In the past when considering corporate philanthropy (charitable giving by companies), opinion tended to divide into those who considered is appropriate that companies (as the creators of economic wealth) should reasonably direct some resources towards good causes of their choosing; and those who vehemently oppose such practices on the grounds that company managers are not elected to address societal problems, are not mandated to make choices between social priorities, and are not empowered to give away other peoples’ money (i. . , that belonging to their shareholders). This debate is still relevant, though usually resolved by the value-judgments of the debaters – there are no absolute rights and wrongs. However, what makes the issue particularly topical is the growing number of pressures on companies to manage and protect corporate reputation as a resource, partly by investing in social initiatives. These pressure points include: customers, suppliers, employees, managers themselves, shareholders, media, and external lobby groups.

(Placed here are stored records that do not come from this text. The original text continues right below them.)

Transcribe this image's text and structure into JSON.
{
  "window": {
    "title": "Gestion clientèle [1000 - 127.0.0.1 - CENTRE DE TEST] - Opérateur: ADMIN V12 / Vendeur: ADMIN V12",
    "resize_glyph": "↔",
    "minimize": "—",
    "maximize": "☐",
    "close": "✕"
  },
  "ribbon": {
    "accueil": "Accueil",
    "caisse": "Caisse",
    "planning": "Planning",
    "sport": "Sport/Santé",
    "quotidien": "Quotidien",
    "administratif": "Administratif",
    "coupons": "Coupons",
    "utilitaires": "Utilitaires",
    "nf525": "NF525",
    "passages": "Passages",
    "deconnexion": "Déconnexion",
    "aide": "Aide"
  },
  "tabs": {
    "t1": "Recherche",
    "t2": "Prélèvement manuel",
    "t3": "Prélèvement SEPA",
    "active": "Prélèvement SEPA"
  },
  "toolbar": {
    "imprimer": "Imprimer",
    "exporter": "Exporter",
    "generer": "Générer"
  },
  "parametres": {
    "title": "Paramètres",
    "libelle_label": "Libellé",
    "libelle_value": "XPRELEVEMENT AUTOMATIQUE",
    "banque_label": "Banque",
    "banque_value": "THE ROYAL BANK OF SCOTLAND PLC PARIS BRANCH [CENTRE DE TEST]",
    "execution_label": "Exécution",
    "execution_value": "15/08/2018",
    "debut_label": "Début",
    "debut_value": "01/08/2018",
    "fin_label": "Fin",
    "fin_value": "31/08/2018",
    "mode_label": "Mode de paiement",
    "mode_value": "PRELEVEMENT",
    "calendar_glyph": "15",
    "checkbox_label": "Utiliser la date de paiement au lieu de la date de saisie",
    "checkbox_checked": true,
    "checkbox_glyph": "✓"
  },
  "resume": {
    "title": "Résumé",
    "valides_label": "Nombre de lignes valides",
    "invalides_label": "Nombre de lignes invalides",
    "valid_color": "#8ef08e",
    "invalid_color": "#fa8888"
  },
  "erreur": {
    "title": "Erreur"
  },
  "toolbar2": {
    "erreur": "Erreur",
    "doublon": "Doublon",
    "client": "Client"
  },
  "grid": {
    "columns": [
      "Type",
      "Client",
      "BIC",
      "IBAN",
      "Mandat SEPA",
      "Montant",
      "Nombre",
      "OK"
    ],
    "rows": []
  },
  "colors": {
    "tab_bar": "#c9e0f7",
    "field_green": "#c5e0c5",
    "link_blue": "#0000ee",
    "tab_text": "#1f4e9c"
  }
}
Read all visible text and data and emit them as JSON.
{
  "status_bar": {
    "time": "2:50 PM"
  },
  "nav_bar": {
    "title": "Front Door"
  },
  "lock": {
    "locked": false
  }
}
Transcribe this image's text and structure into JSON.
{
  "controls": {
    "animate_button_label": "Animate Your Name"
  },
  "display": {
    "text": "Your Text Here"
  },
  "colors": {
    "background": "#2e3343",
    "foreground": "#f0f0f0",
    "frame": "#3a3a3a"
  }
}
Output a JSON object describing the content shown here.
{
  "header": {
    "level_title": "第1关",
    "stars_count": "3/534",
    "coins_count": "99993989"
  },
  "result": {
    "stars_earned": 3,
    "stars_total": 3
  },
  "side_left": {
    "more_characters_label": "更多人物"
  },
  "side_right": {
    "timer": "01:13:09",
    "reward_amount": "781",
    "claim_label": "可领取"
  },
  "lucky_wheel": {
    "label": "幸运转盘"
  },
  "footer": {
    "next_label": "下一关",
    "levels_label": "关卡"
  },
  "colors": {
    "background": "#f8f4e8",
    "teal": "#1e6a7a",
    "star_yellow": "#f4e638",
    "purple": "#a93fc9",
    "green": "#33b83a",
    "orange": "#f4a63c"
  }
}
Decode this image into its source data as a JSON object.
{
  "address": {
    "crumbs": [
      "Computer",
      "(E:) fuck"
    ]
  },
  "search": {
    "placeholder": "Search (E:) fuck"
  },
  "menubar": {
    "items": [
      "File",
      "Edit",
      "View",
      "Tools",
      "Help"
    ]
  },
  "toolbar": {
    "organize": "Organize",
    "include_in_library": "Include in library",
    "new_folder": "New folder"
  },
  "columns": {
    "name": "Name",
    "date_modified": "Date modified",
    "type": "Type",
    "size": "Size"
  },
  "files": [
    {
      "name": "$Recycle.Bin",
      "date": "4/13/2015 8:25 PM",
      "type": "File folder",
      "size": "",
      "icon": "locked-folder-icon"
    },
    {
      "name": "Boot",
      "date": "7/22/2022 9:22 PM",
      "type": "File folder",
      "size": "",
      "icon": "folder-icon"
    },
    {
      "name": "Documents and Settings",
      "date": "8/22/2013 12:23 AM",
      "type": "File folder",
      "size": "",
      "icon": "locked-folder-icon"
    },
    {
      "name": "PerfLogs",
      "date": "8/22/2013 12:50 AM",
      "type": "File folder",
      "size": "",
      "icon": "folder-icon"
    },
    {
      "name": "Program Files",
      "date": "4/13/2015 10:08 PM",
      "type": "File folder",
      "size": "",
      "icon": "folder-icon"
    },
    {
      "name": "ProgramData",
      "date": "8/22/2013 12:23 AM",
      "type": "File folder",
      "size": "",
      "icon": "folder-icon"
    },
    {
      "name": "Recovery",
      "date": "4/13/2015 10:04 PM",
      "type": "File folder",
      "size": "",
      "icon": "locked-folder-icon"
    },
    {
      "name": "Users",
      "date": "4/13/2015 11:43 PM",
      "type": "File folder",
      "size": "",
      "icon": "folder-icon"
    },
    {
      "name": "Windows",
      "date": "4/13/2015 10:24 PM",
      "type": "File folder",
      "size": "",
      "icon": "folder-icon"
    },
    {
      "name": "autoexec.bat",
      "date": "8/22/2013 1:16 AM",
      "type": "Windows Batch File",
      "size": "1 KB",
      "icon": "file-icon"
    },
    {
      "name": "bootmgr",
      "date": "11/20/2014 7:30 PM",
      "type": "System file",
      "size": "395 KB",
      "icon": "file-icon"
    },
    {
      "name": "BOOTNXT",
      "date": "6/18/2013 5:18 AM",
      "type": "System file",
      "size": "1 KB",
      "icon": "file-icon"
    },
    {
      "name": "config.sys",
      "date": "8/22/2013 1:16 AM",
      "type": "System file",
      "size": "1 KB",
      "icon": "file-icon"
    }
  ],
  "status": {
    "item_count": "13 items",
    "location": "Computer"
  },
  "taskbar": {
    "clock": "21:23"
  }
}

Importantly, the debate has moved beyond pressures to make charitable donations into the challenge to companies to (a) make good damage they have done at various points in the value chain, without waiting for legal coercion to be applied; and, (b) incorporate social initiatives and goals within the core value proposition. Currently, attention is focused on environmental issues and the employment conditions of those who work in manufacturing and distributive organizations in the value chain.
In the first instance, companies may be pressed to examine the value chain for human and environmental consequences of business operations, and to take steps to make good damage that has been unavoidable. However, the really interesting challenge is to make social responsibility a central part of business strategy. Initiatives like those at Dell, Microsoft and GE illustrate this challenge. In these strategies, CSR is not a peripheral question, but an important part of how a company does business.
Recycling and reconditioning initiatives are also illustrative. While philanthropy or charitable donation remains susceptible to the argument that management may not have the moral right to make such choices for the use of shareholders’ money, CSR as an initiative in value chain management and business strategy takes the argument into a different domain, when business and social objectives are more clearly aligned.